Considering the colonists came across as massive dickheads who were unable to listen to The Twelfth Doctor’s instructions (thus nearly leading to their own destruction by acting like fuck-wits) I liked the fact they are forced into this uneasy alliance, made even better by The Twelfth Doctor forcing this idea into their hands as if to say, “Tough shit, this is your only option. Take it or live.” I know the skeleton crew didn’t deserve to die but this is a clear reminder of what happens when humanity becomes too dependent on machines, bad shit will happen.
So, yeah, in many ways it’s humanities fault the Emojibots turned on them. Plus, anybody who proclaims dominance over something they’ve created is a massive tool that should be put in their place (which The Twelfth Doctor rightfully does here – and at the end of the day he saved humanity from themselves and ensured that everybody gets a fair future, so win-win surely).
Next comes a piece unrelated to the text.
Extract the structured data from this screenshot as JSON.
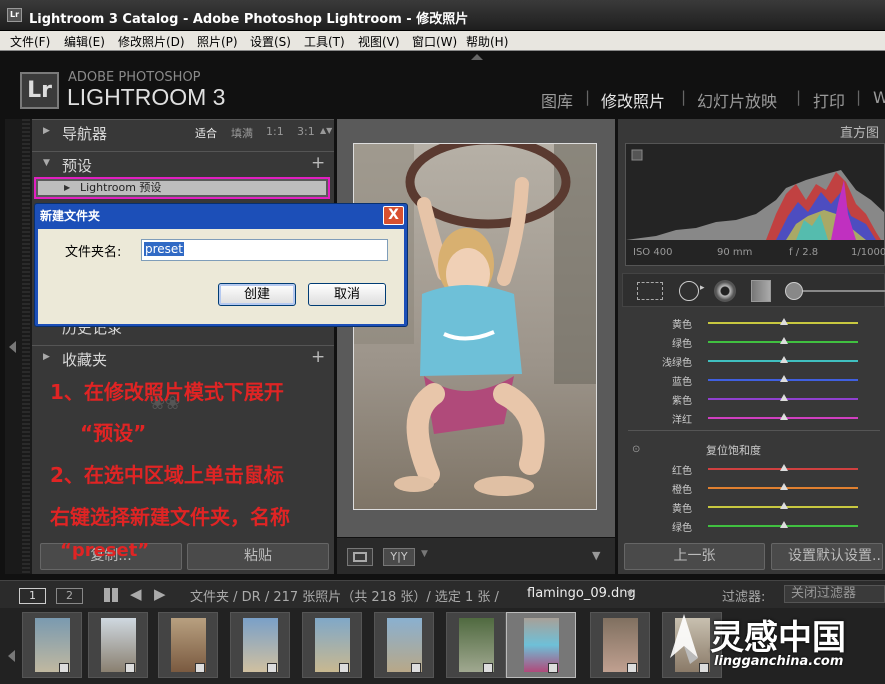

As far as first outing adventures go “Smile” was up there with the likes of “The End of the World” and “The Rings of Akhaten”. It was basic and straight to the point with its tale but held a grand scope, helped by the clever commentary of modern society and the location filming in Spain (the City of Arts and Sciences in Valencia to be precise). Director Lawrence Gough continued to deliver with his direction and vision (as shown within “The Pilot”) and really pushed the boat to deliver a surreal landscape for this eerie narrative of promised utopias. And of course composer Murray Gold continued to push the boundaries of delivering an intense and gripping soundtrack that really emphasises the mood of each and every scene.
“Smile” concludes on a really interesting note as it returns the show to its roots by having a cliff-hanger that connects to the next episode (which was also done for the conclusion of “The Pilot”, directly linking into the beginning of “Smile”). In an attempt to return himself and Bill back to present-day Earth (thus meeting up with Nardole, who went off to make them tea, and continue his mission to guard the Vault) The Twelfth Doctor accidentally lands the TARDIS atop of the icy Thames in Victorian London…